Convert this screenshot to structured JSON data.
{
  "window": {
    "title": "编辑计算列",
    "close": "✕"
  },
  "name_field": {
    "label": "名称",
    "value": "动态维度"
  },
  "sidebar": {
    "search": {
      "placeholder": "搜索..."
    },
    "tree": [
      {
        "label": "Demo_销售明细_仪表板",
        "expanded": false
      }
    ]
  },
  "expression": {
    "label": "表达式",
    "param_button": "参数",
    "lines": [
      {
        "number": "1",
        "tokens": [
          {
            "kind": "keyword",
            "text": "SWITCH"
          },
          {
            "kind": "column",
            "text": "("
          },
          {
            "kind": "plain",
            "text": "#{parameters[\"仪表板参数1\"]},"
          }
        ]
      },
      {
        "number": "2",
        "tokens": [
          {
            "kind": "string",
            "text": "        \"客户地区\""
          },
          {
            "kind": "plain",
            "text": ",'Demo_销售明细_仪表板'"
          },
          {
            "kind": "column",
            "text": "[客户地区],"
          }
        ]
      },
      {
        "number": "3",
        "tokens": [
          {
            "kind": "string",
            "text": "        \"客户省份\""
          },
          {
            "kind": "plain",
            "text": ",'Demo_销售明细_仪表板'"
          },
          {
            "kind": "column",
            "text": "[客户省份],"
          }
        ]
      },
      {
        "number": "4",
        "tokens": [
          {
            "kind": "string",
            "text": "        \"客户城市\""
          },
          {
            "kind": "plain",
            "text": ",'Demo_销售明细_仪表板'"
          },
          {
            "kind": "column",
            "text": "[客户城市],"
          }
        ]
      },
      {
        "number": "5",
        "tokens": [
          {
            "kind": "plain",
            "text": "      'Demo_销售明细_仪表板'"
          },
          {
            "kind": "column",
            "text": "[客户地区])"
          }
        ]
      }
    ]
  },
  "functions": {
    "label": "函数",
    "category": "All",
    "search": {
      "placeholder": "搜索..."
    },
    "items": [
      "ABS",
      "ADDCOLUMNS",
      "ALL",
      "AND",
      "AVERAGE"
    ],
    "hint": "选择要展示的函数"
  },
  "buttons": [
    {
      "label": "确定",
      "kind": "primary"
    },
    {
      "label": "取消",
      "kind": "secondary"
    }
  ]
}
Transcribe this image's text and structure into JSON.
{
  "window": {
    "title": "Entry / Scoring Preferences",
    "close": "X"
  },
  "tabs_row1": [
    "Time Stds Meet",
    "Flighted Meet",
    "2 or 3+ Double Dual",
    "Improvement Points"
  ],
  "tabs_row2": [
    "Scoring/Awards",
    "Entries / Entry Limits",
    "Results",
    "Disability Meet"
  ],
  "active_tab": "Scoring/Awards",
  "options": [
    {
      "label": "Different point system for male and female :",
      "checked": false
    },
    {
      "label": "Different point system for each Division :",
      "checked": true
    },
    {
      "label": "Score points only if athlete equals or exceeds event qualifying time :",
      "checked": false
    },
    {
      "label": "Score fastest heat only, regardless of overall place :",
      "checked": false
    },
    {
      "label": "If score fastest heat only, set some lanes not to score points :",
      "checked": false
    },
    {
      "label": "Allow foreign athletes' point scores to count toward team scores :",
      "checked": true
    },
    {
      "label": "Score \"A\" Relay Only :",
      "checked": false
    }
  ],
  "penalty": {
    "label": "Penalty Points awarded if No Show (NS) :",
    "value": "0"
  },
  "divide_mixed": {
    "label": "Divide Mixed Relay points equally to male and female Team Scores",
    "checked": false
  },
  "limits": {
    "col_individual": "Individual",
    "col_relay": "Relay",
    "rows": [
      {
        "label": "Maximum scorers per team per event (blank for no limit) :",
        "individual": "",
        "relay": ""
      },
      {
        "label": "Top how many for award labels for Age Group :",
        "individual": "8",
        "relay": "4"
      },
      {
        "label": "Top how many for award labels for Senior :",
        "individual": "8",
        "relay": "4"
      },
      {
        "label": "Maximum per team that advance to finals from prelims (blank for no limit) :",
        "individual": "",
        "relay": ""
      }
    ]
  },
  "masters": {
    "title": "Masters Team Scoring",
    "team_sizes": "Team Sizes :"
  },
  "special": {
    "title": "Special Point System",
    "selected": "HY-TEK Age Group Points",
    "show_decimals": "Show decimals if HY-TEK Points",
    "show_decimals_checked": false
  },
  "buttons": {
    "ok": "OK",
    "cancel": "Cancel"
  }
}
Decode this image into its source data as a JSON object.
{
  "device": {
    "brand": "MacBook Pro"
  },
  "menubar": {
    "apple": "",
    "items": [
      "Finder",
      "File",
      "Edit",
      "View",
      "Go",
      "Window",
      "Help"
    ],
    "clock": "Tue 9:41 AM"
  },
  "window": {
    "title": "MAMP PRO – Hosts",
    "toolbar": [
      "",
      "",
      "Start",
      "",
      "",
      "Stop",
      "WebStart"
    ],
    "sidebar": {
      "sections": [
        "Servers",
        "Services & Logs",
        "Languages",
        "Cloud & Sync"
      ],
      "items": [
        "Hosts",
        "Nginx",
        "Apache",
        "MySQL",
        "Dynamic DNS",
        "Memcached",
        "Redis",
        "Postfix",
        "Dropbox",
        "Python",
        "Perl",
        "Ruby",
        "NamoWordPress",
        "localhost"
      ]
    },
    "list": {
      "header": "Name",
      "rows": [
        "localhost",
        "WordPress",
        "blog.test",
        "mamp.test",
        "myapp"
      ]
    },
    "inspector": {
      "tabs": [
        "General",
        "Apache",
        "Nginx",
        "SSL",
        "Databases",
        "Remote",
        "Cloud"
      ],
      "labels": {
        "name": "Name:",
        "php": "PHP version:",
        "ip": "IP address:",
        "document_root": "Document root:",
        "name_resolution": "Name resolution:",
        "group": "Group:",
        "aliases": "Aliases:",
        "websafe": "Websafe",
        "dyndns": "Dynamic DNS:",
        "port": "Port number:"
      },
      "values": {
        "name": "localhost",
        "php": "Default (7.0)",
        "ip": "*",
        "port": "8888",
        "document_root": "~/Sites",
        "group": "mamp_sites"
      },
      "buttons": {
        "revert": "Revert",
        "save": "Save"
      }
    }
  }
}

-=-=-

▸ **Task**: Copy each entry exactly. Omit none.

▸ **Answer to this problem**:
Convert this screenshot to structured JSON data.
{
  "window": {
    "title": "编辑计算列",
    "close": "✕"
  },
  "name_field": {
    "label": "名称",
    "value": "动态维度"
  },
  "sidebar": {
    "search": {
      "placeholder": "搜索..."
    },
    "tree": [
      {
        "label": "Demo_销售明细_仪表板",
        "expanded": false
      }
    ]
  },
  "expression": {
    "label": "表达式",
    "param_button": "参数",
    "lines": [
      {
        "number": "1",
        "tokens": [
          {
            "kind": "keyword",
            "text": "SWITCH"
          },
          {
            "kind": "column",
            "text": "("
          },
          {
            "kind": "plain",
            "text": "#{parameters[\"仪表板参数1\"]},"
          }
        ]
      },
      {
        "number": "2",
        "tokens": [
          {
            "kind": "string",
            "text": "        \"客户地区\""
          },
          {
            "kind": "plain",
            "text": ",'Demo_销售明细_仪表板'"
          },
          {
            "kind": "column",
            "text": "[客户地区],"
          }
        ]
      },
      {
        "number": "3",
        "tokens": [
          {
            "kind": "string",
            "text": "        \"客户省份\""
          },
          {
            "kind": "plain",
            "text": ",'Demo_销售明细_仪表板'"
          },
          {
            "kind": "column",
            "text": "[客户省份],"
          }
        ]
      },
      {
        "number": "4",
        "tokens": [
          {
            "kind": "string",
            "text": "        \"客户城市\""
          },
          {
            "kind": "plain",
            "text": ",'Demo_销售明细_仪表板'"
          },
          {
            "kind": "column",
            "text": "[客户城市],"
          }
        ]
      },
      {
        "number": "5",
        "tokens": [
          {
            "kind": "plain",
            "text": "      'Demo_销售明细_仪表板'"
          },
          {
            "kind": "column",
            "text": "[客户地区])"
          }
        ]
      }
    ]
  },
  "functions": {
    "label": "函数",
    "category": "All",
    "search": {
      "placeholder": "搜索..."
    },
    "items": [
      "ABS",
      "ADDCOLUMNS",
      "ALL",
      "AND",
      "AVERAGE"
    ],
    "hint": "选择要展示的函数"
  },
  "buttons": [
    {
      "label": "确定",
      "kind": "primary"
    },
    {
      "label": "取消",
      "kind": "secondary"
    }
  ]
}
Transcribe this image's text and structure into JSON.
{
  "window": {
    "title": "Entry / Scoring Preferences",
    "close": "X"
  },
  "tabs_row1": [
    "Time Stds Meet",
    "Flighted Meet",
    "2 or 3+ Double Dual",
    "Improvement Points"
  ],
  "tabs_row2": [
    "Scoring/Awards",
    "Entries / Entry Limits",
    "Results",
    "Disability Meet"
  ],
  "active_tab": "Scoring/Awards",
  "options": [
    {
      "label": "Different point system for male and female :",
      "checked": false
    },
    {
      "label": "Different point system for each Division :",
      "checked": true
    },
    {
      "label": "Score points only if athlete equals or exceeds event qualifying time :",
      "checked": false
    },
    {
      "label": "Score fastest heat only, regardless of overall place :",
      "checked": false
    },
    {
      "label": "If score fastest heat only, set some lanes not to score points :",
      "checked": false
    },
    {
      "label": "Allow foreign athletes' point scores to count toward team scores :",
      "checked": true
    },
    {
      "label": "Score \"A\" Relay Only :",
      "checked": false
    }
  ],
  "penalty": {
    "label": "Penalty Points awarded if No Show (NS) :",
    "value": "0"
  },
  "divide_mixed": {
    "label": "Divide Mixed Relay points equally to male and female Team Scores",
    "checked": false
  },
  "limits": {
    "col_individual": "Individual",
    "col_relay": "Relay",
    "rows": [
      {
        "label": "Maximum scorers per team per event (blank for no limit) :",
        "individual": "",
        "relay": ""
      },
      {
        "label": "Top how many for award labels for Age Group :",
        "individual": "8",
        "relay": "4"
      },
      {
        "label": "Top how many for award labels for Senior :",
        "individual": "8",
        "relay": "4"
      },
      {
        "label": "Maximum per team that advance to finals from prelims (blank for no limit) :",
        "individual": "",
        "relay": ""
      }
    ]
  },
  "masters": {
    "title": "Masters Team Scoring",
    "team_sizes": "Team Sizes :"
  },
  "special": {
    "title": "Special Point System",
    "selected": "HY-TEK Age Group Points",
    "show_decimals": "Show decimals if HY-TEK Points",
    "show_decimals_checked": false
  },
  "buttons": {
    "ok": "OK",
    "cancel": "Cancel"
  }
}
Decode this image into its source data as a JSON object.
{
  "device": {
    "brand": "MacBook Pro"
  },
  "menubar": {
    "apple": "",
    "items": [
      "Finder",
      "File",
      "Edit",
      "View",
      "Go",
      "Window",
      "Help"
    ],
    "clock": "Tue 9:41 AM"
  },
  "window": {
    "title": "MAMP PRO – Hosts",
    "toolbar": [
      "",
      "",
      "Start",
      "",
      "",
      "Stop",
      "WebStart"
    ],
    "sidebar": {
      "sections": [
        "Servers",
        "Services & Logs",
        "Languages",
        "Cloud & Sync"
      ],
      "items": [
        "Hosts",
        "Nginx",
        "Apache",
        "MySQL",
        "Dynamic DNS",
        "Memcached",
        "Redis",
        "Postfix",
        "Dropbox",
        "Python",
        "Perl",
        "Ruby",
        "NamoWordPress",
        "localhost"
      ]
    },
    "list": {
      "header": "Name",
      "rows": [
        "localhost",
        "WordPress",
        "blog.test",
        "mamp.test",
        "myapp"
      ]
    },
    "inspector": {
      "tabs": [
        "General",
        "Apache",
        "Nginx",
        "SSL",
        "Databases",
        "Remote",
        "Cloud"
      ],
      "labels": {
        "name": "Name:",
        "php": "PHP version:",
        "ip": "IP address:",
        "document_root": "Document root:",
        "name_resolution": "Name resolution:",
        "group": "Group:",
        "aliases": "Aliases:",
        "websafe": "Websafe",
        "dyndns": "Dynamic DNS:",
        "port": "Port number:"
      },
      "values": {
        "name": "localhost",
        "php": "Default (7.0)",
        "ip": "*",
        "port": "8888",
        "document_root": "~/Sites",
        "group": "mamp_sites"
      },
      "buttons": {
        "revert": "Revert",
        "save": "Save"
      }
    }
  }
}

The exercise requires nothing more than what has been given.